§ **Task details**
Output every entry below exactly as it is written.

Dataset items

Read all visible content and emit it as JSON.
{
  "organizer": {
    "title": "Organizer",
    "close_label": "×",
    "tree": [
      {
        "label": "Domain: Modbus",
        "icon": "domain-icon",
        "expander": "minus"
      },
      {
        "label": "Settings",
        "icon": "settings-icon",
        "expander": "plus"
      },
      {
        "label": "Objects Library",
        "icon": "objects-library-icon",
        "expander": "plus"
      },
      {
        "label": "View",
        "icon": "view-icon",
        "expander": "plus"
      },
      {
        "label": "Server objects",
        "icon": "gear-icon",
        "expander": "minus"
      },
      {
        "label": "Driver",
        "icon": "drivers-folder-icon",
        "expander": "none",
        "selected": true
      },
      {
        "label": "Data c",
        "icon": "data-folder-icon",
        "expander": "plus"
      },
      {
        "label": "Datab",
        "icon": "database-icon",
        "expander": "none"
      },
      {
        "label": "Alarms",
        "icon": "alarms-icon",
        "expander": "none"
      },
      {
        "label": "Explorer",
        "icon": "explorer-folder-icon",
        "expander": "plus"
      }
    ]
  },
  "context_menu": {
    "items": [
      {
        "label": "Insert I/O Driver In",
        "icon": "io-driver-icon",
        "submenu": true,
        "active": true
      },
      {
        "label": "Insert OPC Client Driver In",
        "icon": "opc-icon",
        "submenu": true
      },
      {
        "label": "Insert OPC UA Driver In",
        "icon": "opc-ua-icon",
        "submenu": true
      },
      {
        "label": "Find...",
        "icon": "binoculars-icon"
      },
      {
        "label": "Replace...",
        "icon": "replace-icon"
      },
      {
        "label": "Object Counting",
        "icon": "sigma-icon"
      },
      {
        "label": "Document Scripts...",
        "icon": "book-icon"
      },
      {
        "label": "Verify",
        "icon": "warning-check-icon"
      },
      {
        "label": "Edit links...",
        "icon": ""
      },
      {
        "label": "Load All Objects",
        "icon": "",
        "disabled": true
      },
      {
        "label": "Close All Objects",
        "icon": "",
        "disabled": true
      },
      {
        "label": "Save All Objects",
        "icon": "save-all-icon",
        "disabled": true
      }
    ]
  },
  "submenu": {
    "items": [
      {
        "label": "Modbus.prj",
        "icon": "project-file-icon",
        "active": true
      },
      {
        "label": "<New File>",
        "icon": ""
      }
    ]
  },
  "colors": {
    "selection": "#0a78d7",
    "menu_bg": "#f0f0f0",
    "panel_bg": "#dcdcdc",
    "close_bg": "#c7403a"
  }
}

§ **Task solution**
Read all visible content and emit it as JSON.
{
  "organizer": {
    "title": "Organizer",
    "close_label": "×",
    "tree": [
      {
        "label": "Domain: Modbus",
        "icon": "domain-icon",
        "expander": "minus"
      },
      {
        "label": "Settings",
        "icon": "settings-icon",
        "expander": "plus"
      },
      {
        "label": "Objects Library",
        "icon": "objects-library-icon",
        "expander": "plus"
      },
      {
        "label": "View",
        "icon": "view-icon",
        "expander": "plus"
      },
      {
        "label": "Server objects",
        "icon": "gear-icon",
        "expander": "minus"
      },
      {
        "label": "Driver",
        "icon": "drivers-folder-icon",
        "expander": "none",
        "selected": true
      },
      {
        "label": "Data c",
        "icon": "data-folder-icon",
        "expander": "plus"
      },
      {
        "label": "Datab",
        "icon": "database-icon",
        "expander": "none"
      },
      {
        "label": "Alarms",
        "icon": "alarms-icon",
        "expander": "none"
      },
      {
        "label": "Explorer",
        "icon": "explorer-folder-icon",
        "expander": "plus"
      }
    ]
  },
  "context_menu": {
    "items": [
      {
        "label": "Insert I/O Driver In",
        "icon": "io-driver-icon",
        "submenu": true,
        "active": true
      },
      {
        "label": "Insert OPC Client Driver In",
        "icon": "opc-icon",
        "submenu": true
      },
      {
        "label": "Insert OPC UA Driver In",
        "icon": "opc-ua-icon",
        "submenu": true
      },
      {
        "label": "Find...",
        "icon": "binoculars-icon"
      },
      {
        "label": "Replace...",
        "icon": "replace-icon"
      },
      {
        "label": "Object Counting",
        "icon": "sigma-icon"
      },
      {
        "label": "Document Scripts...",
        "icon": "book-icon"
      },
      {
        "label": "Verify",
        "icon": "warning-check-icon"
      },
      {
        "label": "Edit links...",
        "icon": ""
      },
      {
        "label": "Load All Objects",
        "icon": "",
        "disabled": true
      },
      {
        "label": "Close All Objects",
        "icon": "",
        "disabled": true
      },
      {
        "label": "Save All Objects",
        "icon": "save-all-icon",
        "disabled": true
      }
    ]
  },
  "submenu": {
    "items": [
      {
        "label": "Modbus.prj",
        "icon": "project-file-icon",
        "active": true
      },
      {
        "label": "<New File>",
        "icon": ""
      }
    ]
  },
  "colors": {
    "selection": "#0a78d7",
    "menu_bg": "#f0f0f0",
    "panel_bg": "#dcdcdc",
    "close_bg": "#c7403a"
  }
}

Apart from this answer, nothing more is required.